__What is required__. Select all lines in the records that include "JSON".

Extracted records:
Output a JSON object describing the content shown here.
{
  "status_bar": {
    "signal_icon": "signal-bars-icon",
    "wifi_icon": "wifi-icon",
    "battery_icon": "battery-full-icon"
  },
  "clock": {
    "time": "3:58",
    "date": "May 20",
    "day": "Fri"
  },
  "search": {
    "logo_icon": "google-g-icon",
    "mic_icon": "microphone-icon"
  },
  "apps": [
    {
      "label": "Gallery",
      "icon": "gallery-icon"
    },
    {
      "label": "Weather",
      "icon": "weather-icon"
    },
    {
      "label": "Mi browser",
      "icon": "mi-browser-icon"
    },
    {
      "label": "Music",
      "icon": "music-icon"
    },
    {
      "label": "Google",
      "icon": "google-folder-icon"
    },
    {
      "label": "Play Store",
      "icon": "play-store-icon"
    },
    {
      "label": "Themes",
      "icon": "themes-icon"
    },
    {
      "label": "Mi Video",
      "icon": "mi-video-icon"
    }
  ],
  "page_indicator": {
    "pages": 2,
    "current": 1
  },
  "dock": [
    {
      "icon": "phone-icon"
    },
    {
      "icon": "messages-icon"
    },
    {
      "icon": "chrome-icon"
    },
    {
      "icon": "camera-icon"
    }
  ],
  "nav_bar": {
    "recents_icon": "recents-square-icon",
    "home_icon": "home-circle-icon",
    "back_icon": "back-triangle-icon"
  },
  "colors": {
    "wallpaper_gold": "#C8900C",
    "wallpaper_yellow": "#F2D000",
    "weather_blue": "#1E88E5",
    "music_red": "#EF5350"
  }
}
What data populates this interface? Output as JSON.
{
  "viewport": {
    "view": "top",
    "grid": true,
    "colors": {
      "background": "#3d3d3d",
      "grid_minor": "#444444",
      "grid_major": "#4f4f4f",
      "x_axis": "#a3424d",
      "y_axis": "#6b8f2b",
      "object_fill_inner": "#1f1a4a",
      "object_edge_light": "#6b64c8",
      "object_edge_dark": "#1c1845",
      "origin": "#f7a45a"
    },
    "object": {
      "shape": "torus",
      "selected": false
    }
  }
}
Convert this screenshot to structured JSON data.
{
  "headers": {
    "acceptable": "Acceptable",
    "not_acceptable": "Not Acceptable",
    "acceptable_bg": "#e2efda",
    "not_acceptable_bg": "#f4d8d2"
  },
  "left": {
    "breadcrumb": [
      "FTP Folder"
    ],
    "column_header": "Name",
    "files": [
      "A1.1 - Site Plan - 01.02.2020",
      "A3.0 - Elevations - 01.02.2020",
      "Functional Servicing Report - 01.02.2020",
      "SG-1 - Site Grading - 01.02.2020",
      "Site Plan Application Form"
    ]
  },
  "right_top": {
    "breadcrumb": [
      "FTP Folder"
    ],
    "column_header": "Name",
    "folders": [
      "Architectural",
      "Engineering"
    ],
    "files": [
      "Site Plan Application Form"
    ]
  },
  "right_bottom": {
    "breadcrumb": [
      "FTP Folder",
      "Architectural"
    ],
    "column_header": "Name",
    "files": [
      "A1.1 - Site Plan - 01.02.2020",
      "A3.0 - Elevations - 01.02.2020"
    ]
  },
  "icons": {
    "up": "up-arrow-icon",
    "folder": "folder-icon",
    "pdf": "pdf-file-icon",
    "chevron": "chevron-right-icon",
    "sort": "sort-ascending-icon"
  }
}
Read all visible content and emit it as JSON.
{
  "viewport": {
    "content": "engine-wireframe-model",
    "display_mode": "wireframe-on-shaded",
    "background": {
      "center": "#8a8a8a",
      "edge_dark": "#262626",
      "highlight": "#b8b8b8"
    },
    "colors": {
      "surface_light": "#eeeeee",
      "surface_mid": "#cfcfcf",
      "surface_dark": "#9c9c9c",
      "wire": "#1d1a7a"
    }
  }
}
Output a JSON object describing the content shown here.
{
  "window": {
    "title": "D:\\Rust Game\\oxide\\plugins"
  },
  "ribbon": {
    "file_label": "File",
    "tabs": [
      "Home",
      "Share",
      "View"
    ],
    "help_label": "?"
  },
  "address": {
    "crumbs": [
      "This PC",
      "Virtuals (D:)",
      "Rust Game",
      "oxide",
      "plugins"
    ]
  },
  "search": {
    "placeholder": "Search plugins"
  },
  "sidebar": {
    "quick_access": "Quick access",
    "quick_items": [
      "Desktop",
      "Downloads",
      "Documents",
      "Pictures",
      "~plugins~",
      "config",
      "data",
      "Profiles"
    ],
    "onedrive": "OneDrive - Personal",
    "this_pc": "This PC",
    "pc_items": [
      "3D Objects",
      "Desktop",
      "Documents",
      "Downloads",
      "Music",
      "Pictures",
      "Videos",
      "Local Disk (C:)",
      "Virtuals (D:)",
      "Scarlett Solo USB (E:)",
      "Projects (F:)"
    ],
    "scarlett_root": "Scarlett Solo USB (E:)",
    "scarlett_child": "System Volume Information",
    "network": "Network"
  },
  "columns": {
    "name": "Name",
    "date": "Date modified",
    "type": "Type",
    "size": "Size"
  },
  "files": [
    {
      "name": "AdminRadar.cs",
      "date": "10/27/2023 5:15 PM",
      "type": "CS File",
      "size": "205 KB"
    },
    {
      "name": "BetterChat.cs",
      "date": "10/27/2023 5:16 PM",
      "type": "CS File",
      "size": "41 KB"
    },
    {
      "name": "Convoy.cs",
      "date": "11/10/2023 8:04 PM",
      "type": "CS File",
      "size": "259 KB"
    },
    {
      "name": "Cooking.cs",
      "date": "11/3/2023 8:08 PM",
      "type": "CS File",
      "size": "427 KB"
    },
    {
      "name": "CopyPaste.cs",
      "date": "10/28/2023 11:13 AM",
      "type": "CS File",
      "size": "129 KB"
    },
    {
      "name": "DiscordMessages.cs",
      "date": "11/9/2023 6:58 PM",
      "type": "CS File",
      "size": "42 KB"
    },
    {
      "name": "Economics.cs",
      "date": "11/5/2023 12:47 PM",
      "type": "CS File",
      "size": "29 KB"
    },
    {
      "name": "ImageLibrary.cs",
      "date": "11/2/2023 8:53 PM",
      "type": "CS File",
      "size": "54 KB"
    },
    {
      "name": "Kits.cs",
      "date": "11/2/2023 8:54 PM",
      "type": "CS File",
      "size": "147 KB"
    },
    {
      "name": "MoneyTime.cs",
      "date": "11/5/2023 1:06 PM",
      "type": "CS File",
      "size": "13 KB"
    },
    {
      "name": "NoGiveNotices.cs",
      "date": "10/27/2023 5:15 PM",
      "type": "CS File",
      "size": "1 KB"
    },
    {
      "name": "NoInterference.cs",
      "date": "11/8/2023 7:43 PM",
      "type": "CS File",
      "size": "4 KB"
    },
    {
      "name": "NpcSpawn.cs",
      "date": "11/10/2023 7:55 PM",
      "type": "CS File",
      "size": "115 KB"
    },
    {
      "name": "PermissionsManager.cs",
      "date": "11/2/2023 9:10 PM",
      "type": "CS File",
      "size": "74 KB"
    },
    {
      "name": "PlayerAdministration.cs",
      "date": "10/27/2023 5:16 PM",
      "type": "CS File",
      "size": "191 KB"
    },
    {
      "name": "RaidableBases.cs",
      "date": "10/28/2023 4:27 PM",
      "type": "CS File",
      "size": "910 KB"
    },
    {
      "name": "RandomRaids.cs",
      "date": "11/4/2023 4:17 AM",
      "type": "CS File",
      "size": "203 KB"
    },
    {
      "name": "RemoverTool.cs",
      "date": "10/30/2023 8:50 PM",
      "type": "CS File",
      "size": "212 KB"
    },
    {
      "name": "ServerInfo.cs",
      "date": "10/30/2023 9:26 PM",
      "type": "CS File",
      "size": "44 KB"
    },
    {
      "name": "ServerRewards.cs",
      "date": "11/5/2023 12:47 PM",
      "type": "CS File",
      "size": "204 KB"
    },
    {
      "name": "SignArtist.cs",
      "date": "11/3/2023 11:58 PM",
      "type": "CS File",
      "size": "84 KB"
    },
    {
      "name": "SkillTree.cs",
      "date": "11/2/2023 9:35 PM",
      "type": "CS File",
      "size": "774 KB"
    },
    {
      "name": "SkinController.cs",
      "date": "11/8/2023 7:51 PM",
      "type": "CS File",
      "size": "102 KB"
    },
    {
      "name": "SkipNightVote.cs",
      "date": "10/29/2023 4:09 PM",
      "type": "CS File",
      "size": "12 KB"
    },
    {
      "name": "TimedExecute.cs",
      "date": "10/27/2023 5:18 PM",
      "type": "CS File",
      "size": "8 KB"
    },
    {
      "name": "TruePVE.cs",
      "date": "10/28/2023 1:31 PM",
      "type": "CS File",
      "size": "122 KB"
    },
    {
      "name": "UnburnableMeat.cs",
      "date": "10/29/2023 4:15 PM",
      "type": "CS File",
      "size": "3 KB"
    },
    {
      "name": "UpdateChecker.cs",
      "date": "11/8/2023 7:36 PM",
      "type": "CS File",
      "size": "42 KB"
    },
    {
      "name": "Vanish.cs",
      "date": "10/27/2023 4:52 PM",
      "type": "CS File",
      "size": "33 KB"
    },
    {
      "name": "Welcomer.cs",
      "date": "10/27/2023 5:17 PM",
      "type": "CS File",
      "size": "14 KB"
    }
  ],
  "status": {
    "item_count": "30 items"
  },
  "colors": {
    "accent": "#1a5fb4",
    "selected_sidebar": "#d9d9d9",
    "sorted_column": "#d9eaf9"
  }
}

__Task response__.
Output a JSON object describing the content shown here.
What data populates this interface? Output as JSON.
Convert this screenshot to structured JSON data.
Read all visible content and emit it as JSON.
Output a JSON object describing the content shown here.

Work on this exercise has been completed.